Both Carib and Arawak tribes inhabited the land that is now Guyana before the Dutch arrived in the late 16th century. The British took over in 1796. Halfway between rulers, in 1763, the locals staged the Berbice Slave Revolt; Kofi, the revolt’s leader, remains the country’s national hero.
In 1831 the three colonial settlements of Essequibo, Demerara and Berbice merged to become British Guiana. After the abolition of slavery (1834), Africans refused to work on the plantations for wages, and many established their own villages in the bush. Plantations closed or consolidated because of the labor shortage. A British company, Booker Bros, resurrected the sugar industry by importing indentured labor from India, drastically transforming the nation’s demographic and laying the groundwork for fractious racial politics that continue to be a problem today.

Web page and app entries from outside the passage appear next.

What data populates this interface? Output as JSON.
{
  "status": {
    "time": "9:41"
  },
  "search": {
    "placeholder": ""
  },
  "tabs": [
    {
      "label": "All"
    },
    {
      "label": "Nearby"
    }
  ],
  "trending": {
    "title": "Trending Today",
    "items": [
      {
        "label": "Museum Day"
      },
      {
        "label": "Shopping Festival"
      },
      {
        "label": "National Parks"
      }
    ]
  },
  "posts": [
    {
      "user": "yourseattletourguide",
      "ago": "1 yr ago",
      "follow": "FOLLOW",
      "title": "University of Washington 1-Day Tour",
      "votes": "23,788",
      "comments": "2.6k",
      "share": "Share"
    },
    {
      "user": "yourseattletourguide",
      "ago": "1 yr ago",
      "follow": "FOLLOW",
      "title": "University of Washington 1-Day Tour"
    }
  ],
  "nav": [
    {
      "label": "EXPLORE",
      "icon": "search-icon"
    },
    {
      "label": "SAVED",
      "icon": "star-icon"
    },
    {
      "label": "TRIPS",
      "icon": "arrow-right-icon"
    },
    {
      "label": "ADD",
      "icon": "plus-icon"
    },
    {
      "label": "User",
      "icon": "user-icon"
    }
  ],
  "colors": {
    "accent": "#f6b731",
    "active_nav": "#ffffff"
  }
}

British Guiana was run very much as a colony until 1953, when a new constitution provided for home rule and an elected government. Ten years later, riots left almost 200 dead after black laborers were hired to replace striking Indian plantation workers. In 1966 the country became an independent member of the British Commonwealth with the name Guyana, and in 1970 it became a republic with an elected president.
Guyana attracted the world’s attention in 1978 with the mass suicide-murder of over 900 cultists in American Jim Jones’ expatriate religious community of Jonestown.
Since independence, most of the important posts have been occupied by Afro-Guyanese, but more recently East Indians have been appointed to influential positions. Cheddi Jagan, Guyana’s first elected president, died in office (1997) and was replaced by his US-born wife Janet, resulting in continued political tension. In 1999 Janet Jagan retired from the presidency on health grounds and named Bharrat Jagdeo her successor.
Elections scheduled for January 2001 were delayed until March 2001, a move that antagonized already sensitive race relations. Entire blocks of Georgetown were set ablaze by opposition supporters as the ruling PPP/Civic was declared victor of a third consecutive term, and the police and protesters clashed in the capital for weeks.
Guyana’s economy relies on exports of primary commodities, especially bauxite but also gold, sugar, rice, timber and shrimp. East Indians control most of the small business, while the Afro-Guyanese have, until the late ’90s, dominated the government sector. Guyana is a member of the Caribbean economic group, Caricom.